Juvenile Justice Reform

THESIS STATEMENT: The Great and General Court of Massachusetts has erred
in reforming the juvenile justice system by implementing policies and
procedures that will harm juveniles and place society at risk.

On July 23, 1995, an intruder brutally attacked and stabbed Janet
Downing approximately 100 times in her Somerville home. The revolting
Downing murder and ensuing arrest of Edward O\'Brien Jr., a 15-year-old
juvenile whom prosecutors say committed the heinous crime, sent
shockwaves through the state. When Somerville District Court Judge Paul
P. Hefferman ruled that the Commonwealth try Mr. O\'Brien as a juvenile,
those shockwaves grew in intensity, and the citizens of Massachusetts,
fed up with increasing youth violence and perceptions of an ineffective
juvenile justice system, demanded the enactment of tough new laws to
deal with repeat and violent juvenile offenders. The Great and General
Court of Massachusetts headed these demands for reform of the juvenile
justice system and enacted legislation that, among other things,
abolishes the trial de novo system in the juvenile courts, requires the
trial of juveniles charged with murder, manslaughter, aggravated rape,
forcible rape of a child, kidnaping, assault with intent to rob or
murder and armed burglary in adult court and permits prosecutors to open
to the public juvenile proceedings when they seek an adult sentence.
Although proponents tout these measures as a sagacious solution for the
vexatious problem of juvenile delinquency, abolishing the trial de novo
system, providing for automatic adult trials and opening juvenile
proceedings to the public when prosecutors seek an adult sentence works
to the detriment, not the benefit, of juveniles and society.
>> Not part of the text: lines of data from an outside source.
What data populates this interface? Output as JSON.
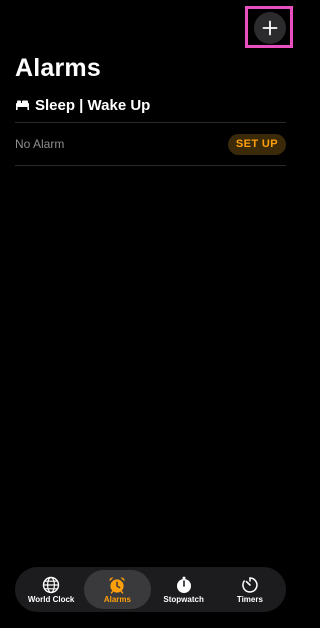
{
  "header": {
    "add_icon": "plus-icon",
    "title": "Alarms"
  },
  "sleep_section": {
    "icon": "bed-icon",
    "title": "Sleep | Wake Up",
    "row_label": "No Alarm",
    "setup_label": "SET UP"
  },
  "tab_bar": {
    "tabs": [
      {
        "label": "World Clock",
        "icon": "globe-icon",
        "active": false
      },
      {
        "label": "Alarms",
        "icon": "alarm-clock-icon",
        "active": true
      },
      {
        "label": "Stopwatch",
        "icon": "stopwatch-icon",
        "active": false
      },
      {
        "label": "Timers",
        "icon": "timer-icon",
        "active": false
      }
    ]
  },
  "colors": {
    "background": "#000000",
    "accent": "#ff9f0a",
    "highlight": "#e94fbf",
    "muted_text": "#8e8e93"
  }
}
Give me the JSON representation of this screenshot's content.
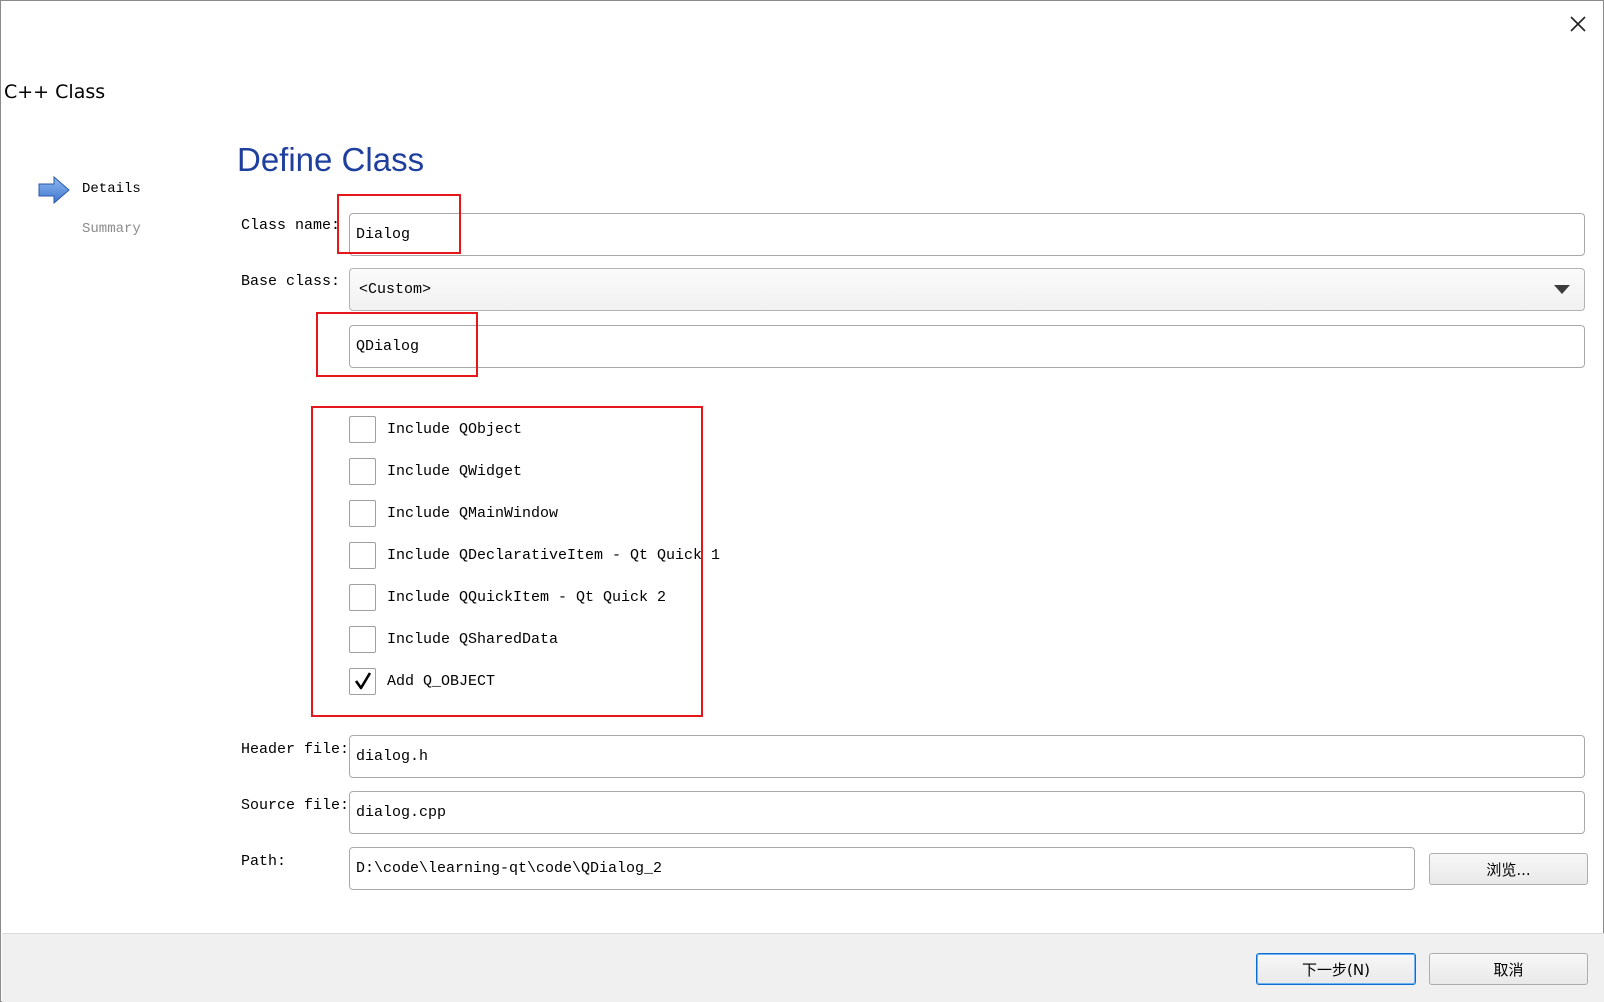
{
  "window": {
    "title": "C++ Class",
    "close_icon": "close-icon"
  },
  "side_nav": {
    "items": [
      {
        "label": "Details",
        "state": "active",
        "icon": "arrow-right-icon"
      },
      {
        "label": "Summary",
        "state": "inactive"
      }
    ]
  },
  "page": {
    "title": "Define Class"
  },
  "form": {
    "class_name_label": "Class name:",
    "class_name_value": "Dialog",
    "base_class_label": "Base class:",
    "base_class_selected": "<Custom>",
    "custom_base_value": "QDialog",
    "checkboxes": [
      {
        "label": "Include QObject",
        "checked": false
      },
      {
        "label": "Include QWidget",
        "checked": false
      },
      {
        "label": "Include QMainWindow",
        "checked": false
      },
      {
        "label": "Include QDeclarativeItem - Qt Quick 1",
        "checked": false
      },
      {
        "label": "Include QQuickItem - Qt Quick 2",
        "checked": false
      },
      {
        "label": "Include QSharedData",
        "checked": false
      },
      {
        "label": "Add Q_OBJECT",
        "checked": true
      }
    ],
    "header_file_label": "Header file:",
    "header_file_value": "dialog.h",
    "source_file_label": "Source file:",
    "source_file_value": "dialog.cpp",
    "path_label": "Path:",
    "path_value": "D:\\code\\learning-qt\\code\\QDialog_2",
    "browse_label": "浏览..."
  },
  "footer": {
    "next_label": "下一步(N)",
    "cancel_label": "取消"
  },
  "colors": {
    "title_blue": "#1f3f9e",
    "highlight_red": "#e5171b",
    "arrow_blue": "#4a86dc"
  }
}
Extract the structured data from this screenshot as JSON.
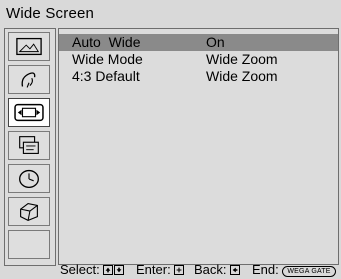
{
  "title": "Wide Screen",
  "sidebar": {
    "icons": [
      {
        "name": "picture-icon"
      },
      {
        "name": "sound-icon"
      },
      {
        "name": "wide-screen-icon",
        "active": true
      },
      {
        "name": "channel-icon"
      },
      {
        "name": "timer-icon"
      },
      {
        "name": "setup-icon"
      },
      {
        "name": "empty-slot"
      }
    ]
  },
  "menu": {
    "rows": [
      {
        "label": "Auto  Wide",
        "value": "On",
        "selected": true
      },
      {
        "label": "Wide Mode",
        "value": "Wide Zoom",
        "selected": false
      },
      {
        "label": "4:3 Default",
        "value": "Wide Zoom",
        "selected": false
      }
    ]
  },
  "footer": {
    "select_label": "Select:",
    "enter_label": "Enter:",
    "back_label": "Back:",
    "end_label": "End:",
    "end_button": "WEGA GATE"
  }
}
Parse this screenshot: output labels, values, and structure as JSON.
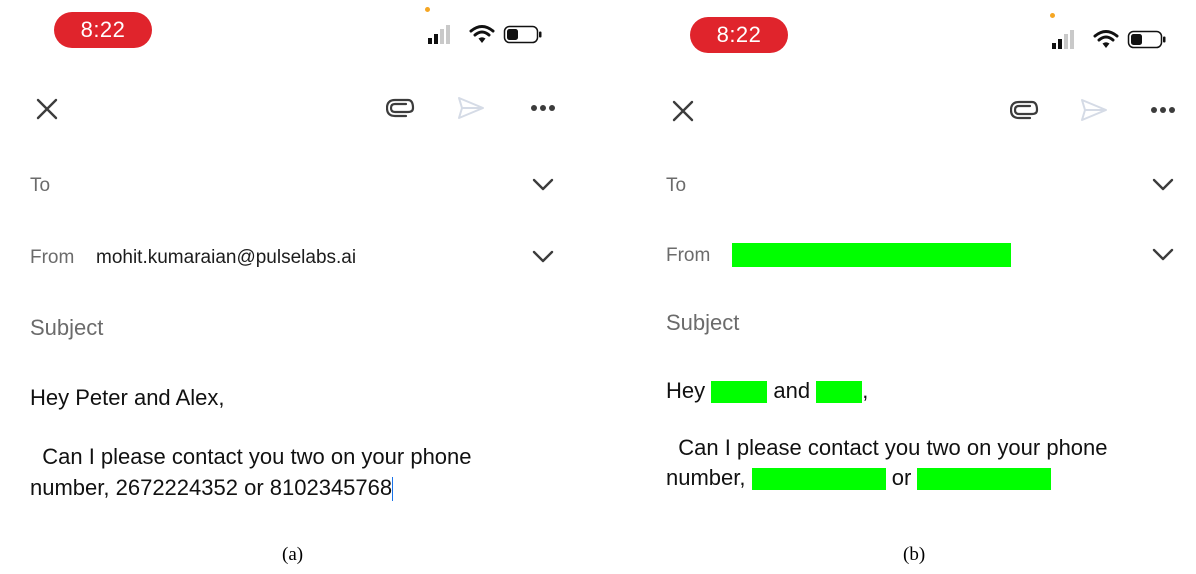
{
  "status_bar": {
    "time": "8:22"
  },
  "compose": {
    "to_label": "To",
    "from_label": "From",
    "from_value": "mohit.kumaraian@pulselabs.ai",
    "subject_placeholder": "Subject",
    "greeting_start": "Hey ",
    "greeting_name_1": "Peter",
    "greeting_and": " and ",
    "greeting_name_2": "Alex",
    "greeting_end": ",",
    "body_line_1": "  Can I please contact you two on your phone",
    "body_line_2_start": "number, ",
    "phone_1": "2672224352",
    "body_or": " or ",
    "phone_2": "8102345768"
  },
  "redacted_compose": {
    "to_label": "To",
    "from_label": "From",
    "subject_placeholder": "Subject",
    "greeting_start": "Hey ",
    "greeting_and": " and ",
    "greeting_end": ",",
    "body_line_1": "  Can I please contact you two on your phone",
    "body_line_2_start": "number, ",
    "body_or": " or "
  },
  "captions": {
    "a": "(a)",
    "b": "(b)"
  },
  "icons": {
    "close": "close-icon",
    "attach": "paperclip-icon",
    "send": "send-icon",
    "more": "more-horizontal-icon",
    "chevron": "chevron-down-icon",
    "signal": "cellular-signal-icon",
    "wifi": "wifi-icon",
    "battery": "battery-icon"
  },
  "colors": {
    "time_pill": "#e0242c",
    "redaction": "#00ff00",
    "cursor": "#1a73e8"
  }
}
Therefore,
the policy makers of Massachusetts should repeal most sections of the
Juvenile Justice Reform Act and develop other policies to deal with the
rising problem of juvenile crime.


Proponents of a single trial system for juveniles argue that the trial
de novo system wastes judicial resources by giving defendants a second
bite at the apple and traumatizes victims and witnesses by forcing them
to testify at two proceedings. However, these proponents fail to
acknowledge that the de novo system allows judges to quickly provide
juveniles with the rehabilitative help they need. The proponents,
unsurprisingly, also fail to acknowledge that a single trial system may
place a greater burden on judicial resources and a similar burden on
victims and witnesses.
The de novo system benefits juveniles by encouraging bench trials,
which frequently result in the swift administration of rehabilitative
help. For many juveniles, delinquency is a reaction to a variety of
situational stressors. Statistics indicate that the vast majority of
juvenile delinquents are exposed to abuse and neglect, harsh or erratic
parenting, and socioeconomic deprivation. Experts believe that if the
juvenile justice system is to rehabilitate juveniles and make them
productive members of our society, it must address these problems as
swiftly as possible. A de novo system encourages juveniles, many of
whom want judicial help, to request a bench trial. Likewise, under a de
novo system, defense attorneys are encouraged to recommend an initial
bench trial because the court\'s decision does not bind clients if it is
not in their interest. On the other hand, a single trial system
discourages juveniles and defense attorneys from requesting a bench
trial. Because jury trials are more lengthy than bench trials and may
drag out for over a year, the current policy of encouraging juveniles to
seek an initial jury trial denies them the rehabilitative help they need
for a significant period of time. Therefore, the de novo system is the
preferred choice when dealing with juveniles because it encourages bench
trials and, concomitantly, the swift administration of rehabilitative
As noted earlier, one of the primary arguments for doing away with the
de novo system is that it wastes judicial resources. However, upon
closer examination one realizes that the de novo system actually
furthers judicial economy. Under a de novo system, procedural
safeguards can be done away with or relaxed at bench trials without fear
of violating rights of defendants. Courts have found the elimination of
procedural safeguards at bench trials in a de novo system to be
constitutional because the judiciary will extend all safeguards to the
defendant at a new jury trial if he/she so chooses. Although no
statistics could be found which indicate the number of defendants
appealing de novo bench trial decision, a court employee estimates that
it was around 3%. Thus, 97% of juvenile cases were disposed of through
bench trials, which are less costly